### Activity
The entries below should be copied exactly and completely.
----------
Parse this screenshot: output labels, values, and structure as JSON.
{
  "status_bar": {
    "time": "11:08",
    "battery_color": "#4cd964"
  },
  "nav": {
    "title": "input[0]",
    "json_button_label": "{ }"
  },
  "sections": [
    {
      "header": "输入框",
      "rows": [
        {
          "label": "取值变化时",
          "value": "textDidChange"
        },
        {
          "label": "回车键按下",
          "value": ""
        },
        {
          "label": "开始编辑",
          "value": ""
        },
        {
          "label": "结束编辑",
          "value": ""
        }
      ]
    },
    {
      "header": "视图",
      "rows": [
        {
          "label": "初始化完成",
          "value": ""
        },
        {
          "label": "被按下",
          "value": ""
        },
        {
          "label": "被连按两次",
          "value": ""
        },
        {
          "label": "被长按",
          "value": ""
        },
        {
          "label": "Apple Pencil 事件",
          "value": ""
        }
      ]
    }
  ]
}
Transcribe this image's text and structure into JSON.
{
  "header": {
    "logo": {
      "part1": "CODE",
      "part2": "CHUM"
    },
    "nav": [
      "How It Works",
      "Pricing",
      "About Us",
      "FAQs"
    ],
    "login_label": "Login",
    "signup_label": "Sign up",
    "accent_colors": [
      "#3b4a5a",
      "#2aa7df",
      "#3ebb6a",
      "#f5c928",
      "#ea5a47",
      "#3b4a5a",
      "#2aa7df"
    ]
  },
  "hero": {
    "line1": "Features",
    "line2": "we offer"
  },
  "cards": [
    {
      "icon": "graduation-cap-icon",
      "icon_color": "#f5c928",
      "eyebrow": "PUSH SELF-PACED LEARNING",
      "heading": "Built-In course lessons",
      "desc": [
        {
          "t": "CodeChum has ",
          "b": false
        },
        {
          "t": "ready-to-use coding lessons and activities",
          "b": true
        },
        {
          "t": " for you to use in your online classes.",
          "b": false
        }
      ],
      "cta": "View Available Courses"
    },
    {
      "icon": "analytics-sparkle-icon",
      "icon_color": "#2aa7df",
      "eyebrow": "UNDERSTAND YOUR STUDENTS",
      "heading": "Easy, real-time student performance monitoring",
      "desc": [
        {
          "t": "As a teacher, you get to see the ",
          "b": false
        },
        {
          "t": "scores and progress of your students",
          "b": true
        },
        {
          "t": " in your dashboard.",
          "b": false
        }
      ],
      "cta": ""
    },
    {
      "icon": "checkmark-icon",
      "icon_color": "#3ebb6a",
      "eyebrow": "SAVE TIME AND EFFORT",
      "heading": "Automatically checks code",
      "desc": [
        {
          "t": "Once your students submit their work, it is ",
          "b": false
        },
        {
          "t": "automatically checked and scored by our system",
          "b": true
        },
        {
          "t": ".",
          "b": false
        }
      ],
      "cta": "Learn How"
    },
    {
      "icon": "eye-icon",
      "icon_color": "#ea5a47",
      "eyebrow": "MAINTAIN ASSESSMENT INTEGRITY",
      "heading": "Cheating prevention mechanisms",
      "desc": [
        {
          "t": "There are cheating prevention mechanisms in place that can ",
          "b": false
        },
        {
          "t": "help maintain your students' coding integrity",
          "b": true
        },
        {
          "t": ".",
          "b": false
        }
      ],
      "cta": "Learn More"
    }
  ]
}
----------
### Result
Parse this screenshot: output labels, values, and structure as JSON.
{
  "status_bar": {
    "time": "11:08",
    "battery_color": "#4cd964"
  },
  "nav": {
    "title": "input[0]",
    "json_button_label": "{ }"
  },
  "sections": [
    {
      "header": "输入框",
      "rows": [
        {
          "label": "取值变化时",
          "value": "textDidChange"
        },
        {
          "label": "回车键按下",
          "value": ""
        },
        {
          "label": "开始编辑",
          "value": ""
        },
        {
          "label": "结束编辑",
          "value": ""
        }
      ]
    },
    {
      "header": "视图",
      "rows": [
        {
          "label": "初始化完成",
          "value": ""
        },
        {
          "label": "被按下",
          "value": ""
        },
        {
          "label": "被连按两次",
          "value": ""
        },
        {
          "label": "被长按",
          "value": ""
        },
        {
          "label": "Apple Pencil 事件",
          "value": ""
        }
      ]
    }
  ]
}
Transcribe this image's text and structure into JSON.
{
  "header": {
    "logo": {
      "part1": "CODE",
      "part2": "CHUM"
    },
    "nav": [
      "How It Works",
      "Pricing",
      "About Us",
      "FAQs"
    ],
    "login_label": "Login",
    "signup_label": "Sign up",
    "accent_colors": [
      "#3b4a5a",
      "#2aa7df",
      "#3ebb6a",
      "#f5c928",
      "#ea5a47",
      "#3b4a5a",
      "#2aa7df"
    ]
  },
  "hero": {
    "line1": "Features",
    "line2": "we offer"
  },
  "cards": [
    {
      "icon": "graduation-cap-icon",
      "icon_color": "#f5c928",
      "eyebrow": "PUSH SELF-PACED LEARNING",
      "heading": "Built-In course lessons",
      "desc": [
        {
          "t": "CodeChum has ",
          "b": false
        },
        {
          "t": "ready-to-use coding lessons and activities",
          "b": true
        },
        {
          "t": " for you to use in your online classes.",
          "b": false
        }
      ],
      "cta": "View Available Courses"
    },
    {
      "icon": "analytics-sparkle-icon",
      "icon_color": "#2aa7df",
      "eyebrow": "UNDERSTAND YOUR STUDENTS",
      "heading": "Easy, real-time student performance monitoring",
      "desc": [
        {
          "t": "As a teacher, you get to see the ",
          "b": false
        },
        {
          "t": "scores and progress of your students",
          "b": true
        },
        {
          "t": " in your dashboard.",
          "b": false
        }
      ],
      "cta": ""
    },
    {
      "icon": "checkmark-icon",
      "icon_color": "#3ebb6a",
      "eyebrow": "SAVE TIME AND EFFORT",
      "heading": "Automatically checks code",
      "desc": [
        {
          "t": "Once your students submit their work, it is ",
          "b": false
        },
        {
          "t": "automatically checked and scored by our system",
          "b": true
        },
        {
          "t": ".",
          "b": false
        }
      ],
      "cta": "Learn How"
    },
    {
      "icon": "eye-icon",
      "icon_color": "#ea5a47",
      "eyebrow": "MAINTAIN ASSESSMENT INTEGRITY",
      "heading": "Cheating prevention mechanisms",
      "desc": [
        {
          "t": "There are cheating prevention mechanisms in place that can ",
          "b": false
        },
        {
          "t": "help maintain your students' coding integrity",
          "b": true
        },
        {
          "t": ".",
          "b": false
        }
      ],
      "cta": "Learn More"
    }
  ]
}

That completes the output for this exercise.